### Description of the task
Output all entries below exactly as they are given.

### Supplied data
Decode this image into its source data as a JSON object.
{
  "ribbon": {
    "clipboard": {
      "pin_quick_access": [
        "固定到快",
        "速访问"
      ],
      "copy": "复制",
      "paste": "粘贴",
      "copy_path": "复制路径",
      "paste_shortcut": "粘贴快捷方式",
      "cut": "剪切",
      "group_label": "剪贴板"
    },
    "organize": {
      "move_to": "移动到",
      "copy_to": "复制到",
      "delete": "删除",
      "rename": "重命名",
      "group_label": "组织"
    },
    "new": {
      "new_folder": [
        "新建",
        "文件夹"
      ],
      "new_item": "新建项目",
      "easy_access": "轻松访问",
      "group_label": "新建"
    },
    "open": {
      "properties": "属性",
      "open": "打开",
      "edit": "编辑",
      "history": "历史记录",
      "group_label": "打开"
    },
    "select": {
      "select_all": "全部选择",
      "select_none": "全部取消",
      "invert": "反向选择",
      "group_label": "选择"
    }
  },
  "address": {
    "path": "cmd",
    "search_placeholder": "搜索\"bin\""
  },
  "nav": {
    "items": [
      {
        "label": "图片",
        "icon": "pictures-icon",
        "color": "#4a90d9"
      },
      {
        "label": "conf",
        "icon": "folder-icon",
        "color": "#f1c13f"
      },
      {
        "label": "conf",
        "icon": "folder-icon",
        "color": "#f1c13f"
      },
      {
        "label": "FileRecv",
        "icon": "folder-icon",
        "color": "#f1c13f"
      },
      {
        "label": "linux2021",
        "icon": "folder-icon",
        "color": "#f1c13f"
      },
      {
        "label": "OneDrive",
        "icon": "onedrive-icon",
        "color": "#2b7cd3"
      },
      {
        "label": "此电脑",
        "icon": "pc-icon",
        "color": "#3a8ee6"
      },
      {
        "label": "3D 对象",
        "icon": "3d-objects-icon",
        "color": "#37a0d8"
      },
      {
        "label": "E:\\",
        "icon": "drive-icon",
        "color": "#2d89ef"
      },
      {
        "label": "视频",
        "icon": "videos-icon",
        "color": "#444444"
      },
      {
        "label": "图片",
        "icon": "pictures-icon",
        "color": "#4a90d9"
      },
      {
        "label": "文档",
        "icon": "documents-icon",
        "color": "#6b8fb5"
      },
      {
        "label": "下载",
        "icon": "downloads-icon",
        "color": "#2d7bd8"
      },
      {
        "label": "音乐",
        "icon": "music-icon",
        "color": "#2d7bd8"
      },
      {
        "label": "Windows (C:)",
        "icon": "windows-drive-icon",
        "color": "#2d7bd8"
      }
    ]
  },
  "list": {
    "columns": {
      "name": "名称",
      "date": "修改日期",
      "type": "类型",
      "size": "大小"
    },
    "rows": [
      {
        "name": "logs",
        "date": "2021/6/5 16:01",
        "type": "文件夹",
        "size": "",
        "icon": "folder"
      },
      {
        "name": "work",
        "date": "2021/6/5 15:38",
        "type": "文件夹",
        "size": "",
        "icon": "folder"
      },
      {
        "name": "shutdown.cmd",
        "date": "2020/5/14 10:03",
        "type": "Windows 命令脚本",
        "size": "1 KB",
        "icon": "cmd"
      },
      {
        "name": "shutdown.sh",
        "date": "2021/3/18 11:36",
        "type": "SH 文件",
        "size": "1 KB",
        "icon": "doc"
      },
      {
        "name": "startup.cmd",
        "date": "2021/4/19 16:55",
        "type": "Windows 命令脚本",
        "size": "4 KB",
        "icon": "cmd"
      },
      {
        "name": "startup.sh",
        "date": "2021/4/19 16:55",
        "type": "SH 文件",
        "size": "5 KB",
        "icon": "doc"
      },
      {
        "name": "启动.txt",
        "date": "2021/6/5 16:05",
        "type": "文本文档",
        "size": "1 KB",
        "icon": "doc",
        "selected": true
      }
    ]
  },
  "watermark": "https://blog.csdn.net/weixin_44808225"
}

### Answer to this problem
Decode this image into its source data as a JSON object.
{
  "ribbon": {
    "clipboard": {
      "pin_quick_access": [
        "固定到快",
        "速访问"
      ],
      "copy": "复制",
      "paste": "粘贴",
      "copy_path": "复制路径",
      "paste_shortcut": "粘贴快捷方式",
      "cut": "剪切",
      "group_label": "剪贴板"
    },
    "organize": {
      "move_to": "移动到",
      "copy_to": "复制到",
      "delete": "删除",
      "rename": "重命名",
      "group_label": "组织"
    },
    "new": {
      "new_folder": [
        "新建",
        "文件夹"
      ],
      "new_item": "新建项目",
      "easy_access": "轻松访问",
      "group_label": "新建"
    },
    "open": {
      "properties": "属性",
      "open": "打开",
      "edit": "编辑",
      "history": "历史记录",
      "group_label": "打开"
    },
    "select": {
      "select_all": "全部选择",
      "select_none": "全部取消",
      "invert": "反向选择",
      "group_label": "选择"
    }
  },
  "address": {
    "path": "cmd",
    "search_placeholder": "搜索\"bin\""
  },
  "nav": {
    "items": [
      {
        "label": "图片",
        "icon": "pictures-icon",
        "color": "#4a90d9"
      },
      {
        "label": "conf",
        "icon": "folder-icon",
        "color": "#f1c13f"
      },
      {
        "label": "conf",
        "icon": "folder-icon",
        "color": "#f1c13f"
      },
      {
        "label": "FileRecv",
        "icon": "folder-icon",
        "color": "#f1c13f"
      },
      {
        "label": "linux2021",
        "icon": "folder-icon",
        "color": "#f1c13f"
      },
      {
        "label": "OneDrive",
        "icon": "onedrive-icon",
        "color": "#2b7cd3"
      },
      {
        "label": "此电脑",
        "icon": "pc-icon",
        "color": "#3a8ee6"
      },
      {
        "label": "3D 对象",
        "icon": "3d-objects-icon",
        "color": "#37a0d8"
      },
      {
        "label": "E:\\",
        "icon": "drive-icon",
        "color": "#2d89ef"
      },
      {
        "label": "视频",
        "icon": "videos-icon",
        "color": "#444444"
      },
      {
        "label": "图片",
        "icon": "pictures-icon",
        "color": "#4a90d9"
      },
      {
        "label": "文档",
        "icon": "documents-icon",
        "color": "#6b8fb5"
      },
      {
        "label": "下载",
        "icon": "downloads-icon",
        "color": "#2d7bd8"
      },
      {
        "label": "音乐",
        "icon": "music-icon",
        "color": "#2d7bd8"
      },
      {
        "label": "Windows (C:)",
        "icon": "windows-drive-icon",
        "color": "#2d7bd8"
      }
    ]
  },
  "list": {
    "columns": {
      "name": "名称",
      "date": "修改日期",
      "type": "类型",
      "size": "大小"
    },
    "rows": [
      {
        "name": "logs",
        "date": "2021/6/5 16:01",
        "type": "文件夹",
        "size": "",
        "icon": "folder"
      },
      {
        "name": "work",
        "date": "2021/6/5 15:38",
        "type": "文件夹",
        "size": "",
        "icon": "folder"
      },
      {
        "name": "shutdown.cmd",
        "date": "2020/5/14 10:03",
        "type": "Windows 命令脚本",
        "size": "1 KB",
        "icon": "cmd"
      },
      {
        "name": "shutdown.sh",
        "date": "2021/3/18 11:36",
        "type": "SH 文件",
        "size": "1 KB",
        "icon": "doc"
      },
      {
        "name": "startup.cmd",
        "date": "2021/4/19 16:55",
        "type": "Windows 命令脚本",
        "size": "4 KB",
        "icon": "cmd"
      },
      {
        "name": "startup.sh",
        "date": "2021/4/19 16:55",
        "type": "SH 文件",
        "size": "5 KB",
        "icon": "doc"
      },
      {
        "name": "启动.txt",
        "date": "2021/6/5 16:05",
        "type": "文本文档",
        "size": "1 KB",
        "icon": "doc",
        "selected": true
      }
    ]
  },
  "watermark": "https://blog.csdn.net/weixin_44808225"
}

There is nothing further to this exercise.